[Records from a collection]

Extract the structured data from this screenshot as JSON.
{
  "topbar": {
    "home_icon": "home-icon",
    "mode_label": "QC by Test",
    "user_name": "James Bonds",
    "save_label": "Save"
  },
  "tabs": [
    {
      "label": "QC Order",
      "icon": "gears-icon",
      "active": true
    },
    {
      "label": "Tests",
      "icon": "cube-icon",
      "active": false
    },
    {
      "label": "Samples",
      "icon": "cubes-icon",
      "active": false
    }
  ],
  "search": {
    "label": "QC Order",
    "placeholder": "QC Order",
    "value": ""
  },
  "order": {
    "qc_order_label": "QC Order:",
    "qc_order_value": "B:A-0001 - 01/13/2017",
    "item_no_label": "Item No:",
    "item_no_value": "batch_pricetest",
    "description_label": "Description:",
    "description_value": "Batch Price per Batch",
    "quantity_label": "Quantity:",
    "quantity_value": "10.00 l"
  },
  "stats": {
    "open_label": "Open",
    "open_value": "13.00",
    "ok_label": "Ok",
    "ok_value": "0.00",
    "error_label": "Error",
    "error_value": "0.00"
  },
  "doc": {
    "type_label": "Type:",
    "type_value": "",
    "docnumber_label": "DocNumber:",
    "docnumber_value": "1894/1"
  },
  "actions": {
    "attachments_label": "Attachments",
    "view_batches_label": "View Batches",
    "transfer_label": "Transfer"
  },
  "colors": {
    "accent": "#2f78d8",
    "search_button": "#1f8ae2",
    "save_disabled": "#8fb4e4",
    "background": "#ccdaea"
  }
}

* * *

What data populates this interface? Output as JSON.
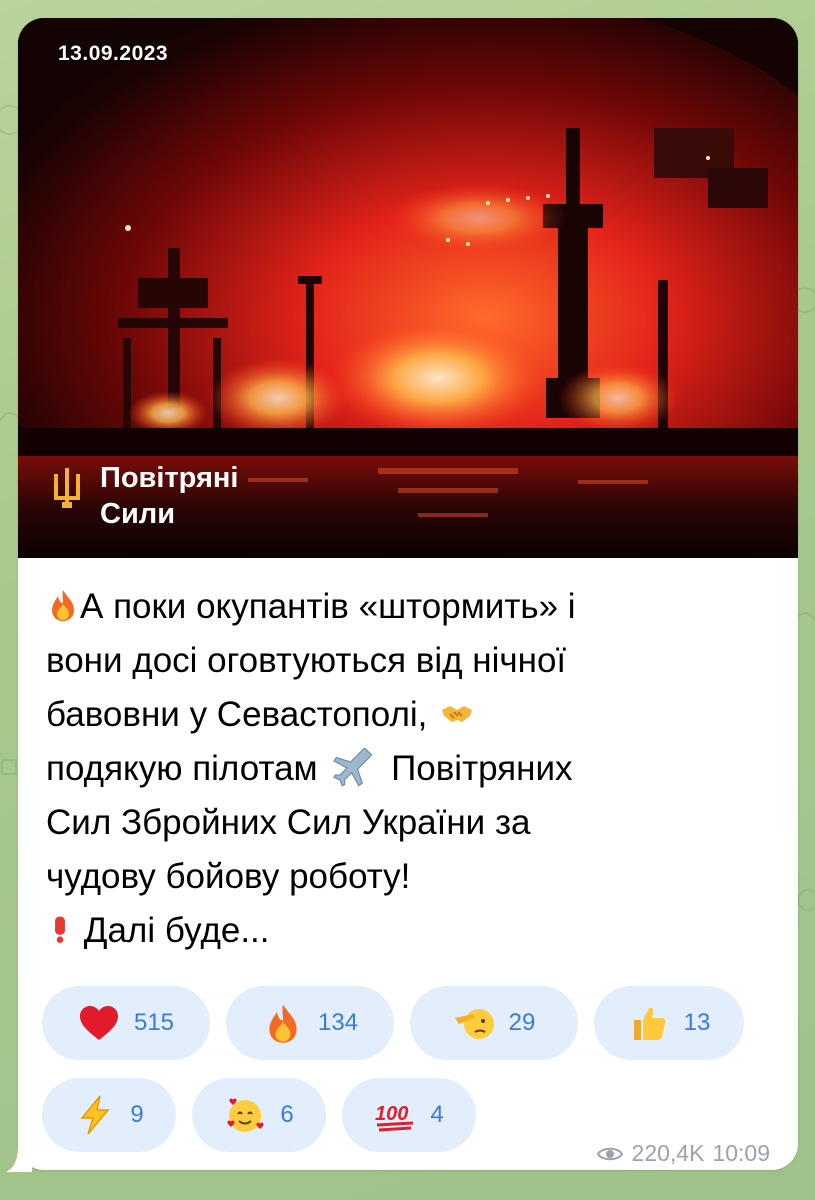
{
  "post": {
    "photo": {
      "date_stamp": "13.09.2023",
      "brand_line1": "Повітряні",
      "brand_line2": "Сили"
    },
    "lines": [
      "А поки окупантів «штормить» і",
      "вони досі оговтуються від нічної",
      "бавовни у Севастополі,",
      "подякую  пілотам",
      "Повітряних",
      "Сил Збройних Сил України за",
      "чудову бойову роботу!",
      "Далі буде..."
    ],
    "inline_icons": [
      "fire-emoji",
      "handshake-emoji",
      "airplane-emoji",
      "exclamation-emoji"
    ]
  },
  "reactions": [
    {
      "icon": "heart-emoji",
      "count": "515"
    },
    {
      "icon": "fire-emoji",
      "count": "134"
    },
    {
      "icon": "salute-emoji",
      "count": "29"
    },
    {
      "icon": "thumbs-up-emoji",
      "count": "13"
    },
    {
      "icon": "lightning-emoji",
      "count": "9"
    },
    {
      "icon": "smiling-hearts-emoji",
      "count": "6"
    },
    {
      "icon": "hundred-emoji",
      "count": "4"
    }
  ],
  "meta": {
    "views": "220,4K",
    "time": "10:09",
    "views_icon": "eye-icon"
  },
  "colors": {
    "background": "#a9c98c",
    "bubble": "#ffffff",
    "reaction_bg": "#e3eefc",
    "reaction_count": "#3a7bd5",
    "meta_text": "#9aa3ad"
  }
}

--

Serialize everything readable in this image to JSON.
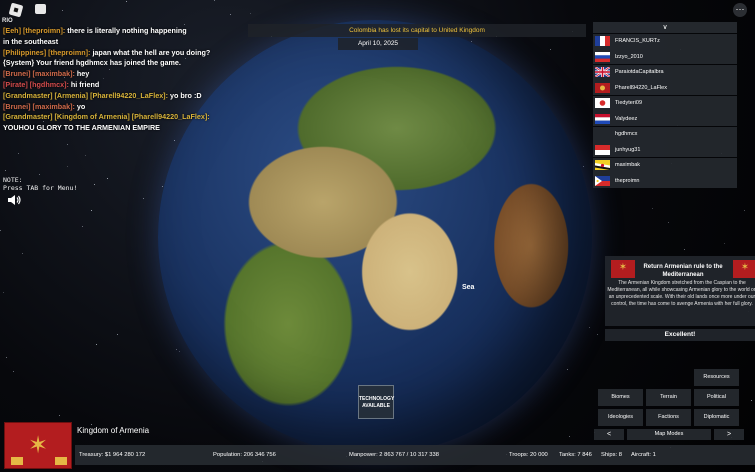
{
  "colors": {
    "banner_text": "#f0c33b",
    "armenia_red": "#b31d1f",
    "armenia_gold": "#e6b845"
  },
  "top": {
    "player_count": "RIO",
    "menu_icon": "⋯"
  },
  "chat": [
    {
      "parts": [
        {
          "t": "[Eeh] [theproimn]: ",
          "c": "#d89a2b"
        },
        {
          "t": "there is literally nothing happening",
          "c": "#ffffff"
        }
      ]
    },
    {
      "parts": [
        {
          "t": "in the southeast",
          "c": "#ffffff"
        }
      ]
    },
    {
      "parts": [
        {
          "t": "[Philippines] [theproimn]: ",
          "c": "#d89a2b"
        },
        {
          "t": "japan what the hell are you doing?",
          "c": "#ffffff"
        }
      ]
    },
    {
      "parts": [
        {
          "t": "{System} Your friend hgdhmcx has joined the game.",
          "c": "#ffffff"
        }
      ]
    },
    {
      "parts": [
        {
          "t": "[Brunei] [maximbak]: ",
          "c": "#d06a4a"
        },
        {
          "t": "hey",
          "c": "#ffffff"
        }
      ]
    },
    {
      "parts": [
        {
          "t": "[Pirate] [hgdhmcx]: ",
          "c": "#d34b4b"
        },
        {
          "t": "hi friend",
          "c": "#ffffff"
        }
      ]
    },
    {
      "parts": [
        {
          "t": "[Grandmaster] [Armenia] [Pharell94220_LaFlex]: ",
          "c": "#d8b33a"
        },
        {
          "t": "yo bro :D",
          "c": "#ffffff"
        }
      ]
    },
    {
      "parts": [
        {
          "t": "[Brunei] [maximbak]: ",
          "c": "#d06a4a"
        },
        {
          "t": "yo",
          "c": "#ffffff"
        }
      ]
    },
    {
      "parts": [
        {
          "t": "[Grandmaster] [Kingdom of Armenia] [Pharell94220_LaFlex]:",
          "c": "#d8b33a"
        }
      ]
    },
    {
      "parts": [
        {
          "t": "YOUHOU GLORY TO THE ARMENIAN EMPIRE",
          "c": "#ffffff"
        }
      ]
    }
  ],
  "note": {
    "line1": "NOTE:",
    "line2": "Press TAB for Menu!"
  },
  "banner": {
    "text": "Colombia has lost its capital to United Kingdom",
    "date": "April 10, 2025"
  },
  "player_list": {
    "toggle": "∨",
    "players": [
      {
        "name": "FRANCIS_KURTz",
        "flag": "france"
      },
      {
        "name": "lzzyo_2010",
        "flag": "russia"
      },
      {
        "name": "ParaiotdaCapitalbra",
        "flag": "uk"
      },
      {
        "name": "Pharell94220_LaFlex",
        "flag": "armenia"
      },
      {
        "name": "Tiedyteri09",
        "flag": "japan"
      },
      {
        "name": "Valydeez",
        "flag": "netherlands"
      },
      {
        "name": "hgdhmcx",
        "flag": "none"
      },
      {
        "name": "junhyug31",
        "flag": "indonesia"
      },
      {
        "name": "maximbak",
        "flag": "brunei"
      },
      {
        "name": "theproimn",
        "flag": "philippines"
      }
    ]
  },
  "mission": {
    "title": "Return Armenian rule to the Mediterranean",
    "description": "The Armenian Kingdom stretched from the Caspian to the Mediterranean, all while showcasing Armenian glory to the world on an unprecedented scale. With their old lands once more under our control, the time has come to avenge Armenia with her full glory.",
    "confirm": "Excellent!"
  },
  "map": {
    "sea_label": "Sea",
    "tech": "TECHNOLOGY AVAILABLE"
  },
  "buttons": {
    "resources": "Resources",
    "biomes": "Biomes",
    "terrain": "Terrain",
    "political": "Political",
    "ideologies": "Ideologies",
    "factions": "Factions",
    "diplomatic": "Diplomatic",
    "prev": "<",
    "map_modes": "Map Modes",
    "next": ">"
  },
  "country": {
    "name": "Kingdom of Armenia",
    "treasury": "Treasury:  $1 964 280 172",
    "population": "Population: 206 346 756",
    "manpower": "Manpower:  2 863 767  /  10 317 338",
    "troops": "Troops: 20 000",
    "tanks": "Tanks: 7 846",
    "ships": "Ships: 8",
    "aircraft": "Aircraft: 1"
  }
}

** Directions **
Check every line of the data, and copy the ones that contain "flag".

** Your solution **
        "flag": "france"
        "flag": "russia"
        "flag": "uk"
        "flag": "armenia"
        "flag": "japan"
        "flag": "netherlands"
        "flag": "none"
        "flag": "indonesia"
        "flag": "brunei"
        "flag": "philippines"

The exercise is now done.